Read all of the Fig & Cherry posts in chronological order from today all the way back to 2008!
This is a twist on the delicious Lebanese dip, babaganoush. I’ve used harissa, which is a North African spice paste that is extremely hot, so please use sparingly unless you have an acquired taste for a fiery tongue!
Serve with grissini, toasted pita bread or crunchy raw vegetables for dipping.
1 large eggplant (aubergine)
1 teaspoon harissa paste*
1 heaped tablespoon thick Greek style yoghurt
1 tablespoon mint, finely chopped
1 teaspoon sesame seeds, toasted
1 teaspoon sunflower seeds, toasted
Sea salt and white pepper
Preheat the oven to 220C. Place the whole eggplant on a non stick baking tray and bake for 45mins, turning once.
Slice the eggplant length ways and scoop out the flesh with a spoon. Transfer to a bowl and mash roughly into a paste, leaving some texture. Add the harissa paste and stir until well combined. Season with salt and pepper and allow to cool to room temperature.
Once cool, add the yoghurt, mint and seeds and mix well. Serve garnished with extra seeds and mint.
*Available from delicatessens, speciality grocers and selected supermarkets.
It’s that time of year when friends drop in unexpectedly for drinks and you need to whip up something quick and easy to serve with all the booze. These delicious canapés have a nice little heat kick that can be quenched just as easily with champagne or beer – how’s that for a crowd pleaser?
I haven’t specified ingredient quantities, so that you can make as little or as many as you need.
Witlof, washed and leaves separated
Coriander and white pepper to garnish
Mix together sour cream and wasabi paste, (4 tablespoons of sour cream to 1 teaspoon of wasabi) and set aside. Trim the stalks of the witlof leaves if needed.

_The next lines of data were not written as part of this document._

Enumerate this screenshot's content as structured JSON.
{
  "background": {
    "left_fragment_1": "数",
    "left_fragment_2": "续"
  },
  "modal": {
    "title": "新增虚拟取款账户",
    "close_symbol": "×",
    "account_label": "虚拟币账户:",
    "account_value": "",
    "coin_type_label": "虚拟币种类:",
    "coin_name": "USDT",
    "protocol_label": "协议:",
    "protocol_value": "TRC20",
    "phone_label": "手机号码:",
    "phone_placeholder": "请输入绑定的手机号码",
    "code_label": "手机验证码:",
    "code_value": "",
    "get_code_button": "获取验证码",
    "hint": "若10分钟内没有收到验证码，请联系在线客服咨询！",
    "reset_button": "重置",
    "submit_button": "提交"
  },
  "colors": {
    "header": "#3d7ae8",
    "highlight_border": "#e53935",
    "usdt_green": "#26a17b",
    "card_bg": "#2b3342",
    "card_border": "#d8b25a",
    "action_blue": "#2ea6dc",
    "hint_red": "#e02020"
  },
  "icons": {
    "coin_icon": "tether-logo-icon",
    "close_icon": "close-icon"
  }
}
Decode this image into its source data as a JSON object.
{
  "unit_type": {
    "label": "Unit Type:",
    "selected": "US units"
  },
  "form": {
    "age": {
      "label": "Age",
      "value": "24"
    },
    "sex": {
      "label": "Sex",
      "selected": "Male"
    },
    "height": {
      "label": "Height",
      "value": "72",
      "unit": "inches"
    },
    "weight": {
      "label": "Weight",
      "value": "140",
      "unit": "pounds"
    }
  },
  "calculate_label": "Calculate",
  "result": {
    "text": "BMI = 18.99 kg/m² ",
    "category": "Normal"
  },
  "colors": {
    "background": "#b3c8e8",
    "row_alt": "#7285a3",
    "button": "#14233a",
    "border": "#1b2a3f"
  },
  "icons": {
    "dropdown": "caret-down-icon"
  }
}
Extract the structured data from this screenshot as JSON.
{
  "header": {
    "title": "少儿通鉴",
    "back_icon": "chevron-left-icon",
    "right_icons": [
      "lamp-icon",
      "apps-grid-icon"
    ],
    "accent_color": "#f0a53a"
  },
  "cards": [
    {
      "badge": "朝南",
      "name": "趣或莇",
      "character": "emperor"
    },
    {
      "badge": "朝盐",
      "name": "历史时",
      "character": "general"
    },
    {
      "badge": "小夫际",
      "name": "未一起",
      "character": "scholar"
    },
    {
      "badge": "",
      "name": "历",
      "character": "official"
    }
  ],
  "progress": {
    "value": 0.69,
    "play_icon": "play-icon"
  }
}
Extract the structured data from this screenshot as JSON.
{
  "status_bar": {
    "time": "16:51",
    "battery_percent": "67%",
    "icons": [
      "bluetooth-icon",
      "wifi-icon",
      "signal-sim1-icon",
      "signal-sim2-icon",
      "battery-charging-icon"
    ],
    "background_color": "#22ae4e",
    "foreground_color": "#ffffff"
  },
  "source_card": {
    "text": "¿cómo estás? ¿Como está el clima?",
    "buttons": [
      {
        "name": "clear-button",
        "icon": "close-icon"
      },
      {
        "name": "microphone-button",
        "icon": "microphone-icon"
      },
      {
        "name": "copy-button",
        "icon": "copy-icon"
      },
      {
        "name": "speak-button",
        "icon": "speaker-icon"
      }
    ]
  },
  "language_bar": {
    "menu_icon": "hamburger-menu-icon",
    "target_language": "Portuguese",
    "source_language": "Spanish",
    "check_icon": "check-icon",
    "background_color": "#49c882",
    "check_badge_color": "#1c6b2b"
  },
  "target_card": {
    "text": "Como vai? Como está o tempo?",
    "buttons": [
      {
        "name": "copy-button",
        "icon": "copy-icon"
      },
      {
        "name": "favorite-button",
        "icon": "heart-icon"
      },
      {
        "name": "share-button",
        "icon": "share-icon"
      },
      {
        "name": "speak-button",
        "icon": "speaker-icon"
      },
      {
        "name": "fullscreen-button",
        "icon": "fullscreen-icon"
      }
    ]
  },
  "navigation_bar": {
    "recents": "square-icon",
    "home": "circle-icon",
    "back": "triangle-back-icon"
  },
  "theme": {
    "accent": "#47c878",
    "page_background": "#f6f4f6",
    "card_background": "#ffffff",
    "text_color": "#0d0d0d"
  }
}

Slice cucumber into thin matchsticks and place a small mound into a witlof leaf. Top with half a slice of smoked salmon and a teaspoon of the sour cream mixture.
Garnish with fresh coriander and white pepper. Serve with a lemon wedge for squeezing.
I love salads at any time, but they’re even better in the summer. Balancing the creamy, salty and sweet flavours with a few ‘crunch’ ingredients is a delicate act.
This salad was inspired by a trip to the James Squire Brewhouse & Restaurant where I ate a peppered rare beef salad with apple and green mango. It got me thinking about the two juicy pears I had sitting in my fruit bowl… Can fruit and meat live happily together? The answer is yes.
I have to say, I think this salad would go down nicely with a tall glass of JS Pale Ale too!
Chicken and Pear Salad
serves 4 for a light lunch
2 skinless chicken breasts
1 baby cos lettuce
2 ripe green pears, thinly sliced
1 avocado, halved and sliced
200g Danish feta, sliced or crumbled
3 tablespoons aged balsamic vinegar
½ cup olive oil
pinch of dark brown sugar
sea salt and freshly cracked black pepper
chives to garnish (optional)
Whisk together the vinegar, oil and sugar. Season and set aside.
Thinly slice the chicken breasts on the diagonal and cook on a griddle pan for about 5 minutes, turning once. Or until crispy caramelised lines appear and the chicken is cooked all the way through on both sides.
Separate and wash the leaves of the baby cos lettuce and place onto serving plates. Divide up and layer the sliced pear, avocado, feta and chicken onto each salad. Whisk the vinegar mixture again and dress sparingly. Garnish with chives if desired.